(So co-creation here too!) Such a dynamic can also arise between parents and children. The child sees the parent’s superiority as normal and has little or no opportunity to withdraw from it. The insight that your parent was not always right and that what you already felt as a child, but could not put your finger on was indeed correct… that insight often only comes years later. By that time, the survival strategies you developed as a child are often much more deeply ingrained in your personality. Later in our conversation, Simone recognised this mechanism a few times.
Closely associated with ‘symbolic violence’ is the concept of ‘authoritative knowledge‘, knowledge that has more authority than other forms of knowledge, because it better explains the state of the world or because it comes from more powerful parties (and usually both), making those others forms of knowledge fade into the background. It is not about the correctness of the knowledge, but about the validity. For example, in the days when the Church said the Earth was flat, this was authoritative knowledge and it was considered heresy to argue against it. Another example: the witch persecution, which kept Europe in its grip for some three hundred years (from 1450 to 1750), was perpetuated and sanctioned by the institutionalised powers. Both the scientists who claimed that the earth was round and the (mostly) older women who worked as naturopaths, healers and midwives shared non-authoritative knowledge. The type of knowledge they did bring could be classified as ‘uncomfortable knowledge’, knowledge that has the potential to disrupt the status quo, but which also has negative consequences if not applied. We see here that knowledge is not only power, but that power also leads to (sometimes unjustified recognition of) knowledge!
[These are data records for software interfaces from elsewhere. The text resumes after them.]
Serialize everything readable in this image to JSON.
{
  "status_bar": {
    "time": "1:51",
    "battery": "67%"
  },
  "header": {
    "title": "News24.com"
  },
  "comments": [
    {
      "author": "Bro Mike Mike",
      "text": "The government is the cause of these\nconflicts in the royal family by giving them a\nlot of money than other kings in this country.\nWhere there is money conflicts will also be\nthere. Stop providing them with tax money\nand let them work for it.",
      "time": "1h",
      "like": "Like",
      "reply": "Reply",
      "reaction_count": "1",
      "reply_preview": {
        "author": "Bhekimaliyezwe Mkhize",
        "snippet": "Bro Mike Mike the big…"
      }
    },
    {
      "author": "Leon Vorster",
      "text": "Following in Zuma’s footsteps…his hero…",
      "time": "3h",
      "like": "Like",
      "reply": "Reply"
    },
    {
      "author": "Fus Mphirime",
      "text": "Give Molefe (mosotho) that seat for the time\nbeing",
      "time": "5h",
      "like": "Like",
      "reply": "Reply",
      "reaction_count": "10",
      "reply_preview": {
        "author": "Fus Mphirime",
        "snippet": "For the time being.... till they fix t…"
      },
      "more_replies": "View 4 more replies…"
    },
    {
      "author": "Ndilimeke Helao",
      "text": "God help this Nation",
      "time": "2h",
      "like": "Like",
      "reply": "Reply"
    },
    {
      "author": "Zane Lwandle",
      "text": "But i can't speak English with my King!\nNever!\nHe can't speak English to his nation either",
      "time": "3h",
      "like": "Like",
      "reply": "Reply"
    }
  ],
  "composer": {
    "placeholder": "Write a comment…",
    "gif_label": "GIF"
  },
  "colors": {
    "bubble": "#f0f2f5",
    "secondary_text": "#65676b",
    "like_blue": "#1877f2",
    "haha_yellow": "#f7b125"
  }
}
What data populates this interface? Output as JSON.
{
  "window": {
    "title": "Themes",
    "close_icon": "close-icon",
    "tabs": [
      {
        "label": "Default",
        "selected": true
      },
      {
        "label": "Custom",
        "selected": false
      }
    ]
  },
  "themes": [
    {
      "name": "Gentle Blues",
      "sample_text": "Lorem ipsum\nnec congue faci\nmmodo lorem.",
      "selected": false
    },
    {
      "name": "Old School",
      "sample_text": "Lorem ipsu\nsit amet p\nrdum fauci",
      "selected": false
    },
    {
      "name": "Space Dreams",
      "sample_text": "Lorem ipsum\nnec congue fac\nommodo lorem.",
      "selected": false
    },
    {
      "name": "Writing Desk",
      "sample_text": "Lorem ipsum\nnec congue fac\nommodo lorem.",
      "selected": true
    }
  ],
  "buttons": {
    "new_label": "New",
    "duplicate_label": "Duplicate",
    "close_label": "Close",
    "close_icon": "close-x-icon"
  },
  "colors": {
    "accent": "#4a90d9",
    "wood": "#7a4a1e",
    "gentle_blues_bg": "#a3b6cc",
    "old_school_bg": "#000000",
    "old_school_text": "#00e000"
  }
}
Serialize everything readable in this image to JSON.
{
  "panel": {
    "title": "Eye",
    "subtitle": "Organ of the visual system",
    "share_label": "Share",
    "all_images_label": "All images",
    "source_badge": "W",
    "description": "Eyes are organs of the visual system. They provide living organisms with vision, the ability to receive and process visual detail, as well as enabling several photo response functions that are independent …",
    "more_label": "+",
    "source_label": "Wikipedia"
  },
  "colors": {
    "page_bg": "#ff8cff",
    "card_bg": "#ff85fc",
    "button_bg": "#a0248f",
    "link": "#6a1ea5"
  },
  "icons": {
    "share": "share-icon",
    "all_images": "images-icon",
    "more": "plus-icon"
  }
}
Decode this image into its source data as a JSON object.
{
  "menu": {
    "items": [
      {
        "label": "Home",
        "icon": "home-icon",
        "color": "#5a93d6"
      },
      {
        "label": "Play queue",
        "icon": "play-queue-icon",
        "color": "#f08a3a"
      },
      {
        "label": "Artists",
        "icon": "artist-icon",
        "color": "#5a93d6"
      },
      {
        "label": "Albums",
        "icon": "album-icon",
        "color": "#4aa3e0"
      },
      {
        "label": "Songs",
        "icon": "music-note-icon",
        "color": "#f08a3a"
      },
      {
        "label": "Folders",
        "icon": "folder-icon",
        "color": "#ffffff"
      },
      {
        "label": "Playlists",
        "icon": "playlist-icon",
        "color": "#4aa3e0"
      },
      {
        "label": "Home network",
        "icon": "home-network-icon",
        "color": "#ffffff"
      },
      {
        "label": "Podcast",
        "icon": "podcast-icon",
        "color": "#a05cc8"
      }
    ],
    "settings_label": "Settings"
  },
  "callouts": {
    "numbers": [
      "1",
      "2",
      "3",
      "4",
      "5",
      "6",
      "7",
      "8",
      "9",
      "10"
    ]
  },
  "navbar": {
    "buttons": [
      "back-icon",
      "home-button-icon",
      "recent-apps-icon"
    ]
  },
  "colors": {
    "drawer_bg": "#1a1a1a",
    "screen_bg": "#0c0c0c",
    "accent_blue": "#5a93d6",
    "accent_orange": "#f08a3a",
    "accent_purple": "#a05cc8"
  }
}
Young children have deep-seated needs and, in addition, an extensive set of rights, such as those laid down in the UN Convention on the Rights of the Child, which has also been ratified by the Netherlands. As a result, adults have important responsibilities. When problems arise in a child’s life or when there is trauma, in many cases we will also encounter the impact of symbolic violence, authoritative knowledge and resistance to uncomfortable knowledge. When these set the tone, it is very difficult to properly represent the child’s interests. It can therefore help to know those concepts and to see that they are anchored within the (family) system. Then it becomes easier to recognise them, which, in turn, can help to jointly determine the direction of necessary change. So here, there is also co-creation: children cannot effectuate their personal well-being on their own. In all kinds of environments, this requires a conscious, sensitive attitude from adults.
We hope that by explaining a number of important concepts we can contribute to a better understanding of various interactions and patterns and we will refer to this and other blogs where appropriate, so that knowledge is not so much power, but rather strength that can be put to use for collectively creating health and wellbeing!